### Data shown

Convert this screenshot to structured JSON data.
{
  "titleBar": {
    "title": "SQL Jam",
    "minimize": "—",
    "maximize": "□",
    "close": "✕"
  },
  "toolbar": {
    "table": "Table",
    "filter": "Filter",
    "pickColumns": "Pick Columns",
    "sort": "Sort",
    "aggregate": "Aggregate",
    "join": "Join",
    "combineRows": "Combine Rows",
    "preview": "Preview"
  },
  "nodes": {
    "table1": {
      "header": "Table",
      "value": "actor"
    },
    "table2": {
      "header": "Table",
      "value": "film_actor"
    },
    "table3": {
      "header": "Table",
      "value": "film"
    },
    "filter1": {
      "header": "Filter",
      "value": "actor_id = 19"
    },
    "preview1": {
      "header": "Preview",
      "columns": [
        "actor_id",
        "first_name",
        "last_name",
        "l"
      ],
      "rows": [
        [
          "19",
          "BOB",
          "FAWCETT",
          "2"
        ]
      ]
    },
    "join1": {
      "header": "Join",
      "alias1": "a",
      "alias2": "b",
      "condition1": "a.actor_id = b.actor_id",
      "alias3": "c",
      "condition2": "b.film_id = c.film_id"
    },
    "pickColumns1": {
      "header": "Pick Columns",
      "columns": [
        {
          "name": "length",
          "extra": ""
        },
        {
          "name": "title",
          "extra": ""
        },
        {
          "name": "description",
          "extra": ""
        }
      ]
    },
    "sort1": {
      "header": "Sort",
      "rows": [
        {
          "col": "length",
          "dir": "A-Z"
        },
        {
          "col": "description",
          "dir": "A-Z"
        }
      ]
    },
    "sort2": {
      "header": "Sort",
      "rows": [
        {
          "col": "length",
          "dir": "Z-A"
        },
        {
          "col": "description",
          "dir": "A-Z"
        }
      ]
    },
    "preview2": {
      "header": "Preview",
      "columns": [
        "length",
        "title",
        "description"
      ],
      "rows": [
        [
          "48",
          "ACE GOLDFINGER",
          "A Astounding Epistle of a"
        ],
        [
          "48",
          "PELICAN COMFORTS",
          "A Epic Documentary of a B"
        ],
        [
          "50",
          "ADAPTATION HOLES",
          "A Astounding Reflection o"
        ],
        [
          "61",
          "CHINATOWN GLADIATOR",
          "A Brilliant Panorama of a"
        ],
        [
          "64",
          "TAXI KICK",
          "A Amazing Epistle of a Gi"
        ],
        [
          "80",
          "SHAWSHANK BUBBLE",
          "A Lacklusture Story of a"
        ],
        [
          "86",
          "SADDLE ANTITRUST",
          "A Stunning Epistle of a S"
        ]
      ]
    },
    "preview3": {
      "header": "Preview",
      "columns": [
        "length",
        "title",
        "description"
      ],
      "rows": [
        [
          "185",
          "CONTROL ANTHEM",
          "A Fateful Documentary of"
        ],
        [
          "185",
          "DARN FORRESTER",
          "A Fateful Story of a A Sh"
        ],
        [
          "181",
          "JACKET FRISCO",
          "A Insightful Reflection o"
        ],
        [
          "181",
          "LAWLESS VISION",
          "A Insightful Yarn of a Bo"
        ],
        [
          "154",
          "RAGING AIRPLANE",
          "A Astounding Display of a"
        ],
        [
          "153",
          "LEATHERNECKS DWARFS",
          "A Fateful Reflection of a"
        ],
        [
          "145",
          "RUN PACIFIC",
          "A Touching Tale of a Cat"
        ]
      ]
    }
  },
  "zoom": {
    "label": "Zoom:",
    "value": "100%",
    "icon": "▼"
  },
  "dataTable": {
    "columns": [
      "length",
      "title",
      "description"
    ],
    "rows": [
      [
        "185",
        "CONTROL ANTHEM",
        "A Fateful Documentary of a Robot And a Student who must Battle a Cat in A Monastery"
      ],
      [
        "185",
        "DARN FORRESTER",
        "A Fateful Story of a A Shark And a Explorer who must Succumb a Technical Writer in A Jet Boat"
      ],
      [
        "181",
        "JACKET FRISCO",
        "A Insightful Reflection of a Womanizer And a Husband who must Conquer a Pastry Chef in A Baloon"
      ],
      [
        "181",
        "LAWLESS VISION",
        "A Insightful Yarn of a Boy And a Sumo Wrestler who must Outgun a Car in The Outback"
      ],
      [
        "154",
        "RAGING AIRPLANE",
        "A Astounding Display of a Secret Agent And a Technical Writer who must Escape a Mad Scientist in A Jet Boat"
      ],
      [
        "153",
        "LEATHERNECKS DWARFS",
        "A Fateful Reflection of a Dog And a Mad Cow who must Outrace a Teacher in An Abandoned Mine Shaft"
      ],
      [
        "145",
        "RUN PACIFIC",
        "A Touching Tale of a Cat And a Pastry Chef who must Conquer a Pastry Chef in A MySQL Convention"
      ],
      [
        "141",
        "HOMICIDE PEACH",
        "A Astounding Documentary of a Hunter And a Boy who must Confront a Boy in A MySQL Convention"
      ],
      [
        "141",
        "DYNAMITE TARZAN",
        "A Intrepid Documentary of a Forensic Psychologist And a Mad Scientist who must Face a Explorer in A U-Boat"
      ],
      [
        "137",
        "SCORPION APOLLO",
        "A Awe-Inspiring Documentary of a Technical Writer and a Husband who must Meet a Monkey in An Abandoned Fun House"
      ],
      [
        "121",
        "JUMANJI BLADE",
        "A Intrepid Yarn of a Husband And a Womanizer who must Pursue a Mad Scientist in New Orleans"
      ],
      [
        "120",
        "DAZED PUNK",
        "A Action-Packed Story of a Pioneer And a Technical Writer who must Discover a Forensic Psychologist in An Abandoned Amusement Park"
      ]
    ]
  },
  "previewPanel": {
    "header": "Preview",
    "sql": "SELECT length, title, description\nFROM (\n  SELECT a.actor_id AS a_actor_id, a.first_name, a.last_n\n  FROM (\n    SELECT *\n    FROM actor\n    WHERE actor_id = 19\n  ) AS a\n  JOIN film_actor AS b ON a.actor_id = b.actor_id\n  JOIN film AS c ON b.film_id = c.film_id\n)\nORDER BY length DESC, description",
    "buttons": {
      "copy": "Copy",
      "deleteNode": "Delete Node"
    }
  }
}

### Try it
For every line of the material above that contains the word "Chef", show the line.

### Solution for this task
        "A Insightful Reflection of a Womanizer And a Husband who must Conquer a Pastry Chef in A Baloon"
        "A Touching Tale of a Cat And a Pastry Chef who must Conquer a Pastry Chef in A MySQL Convention"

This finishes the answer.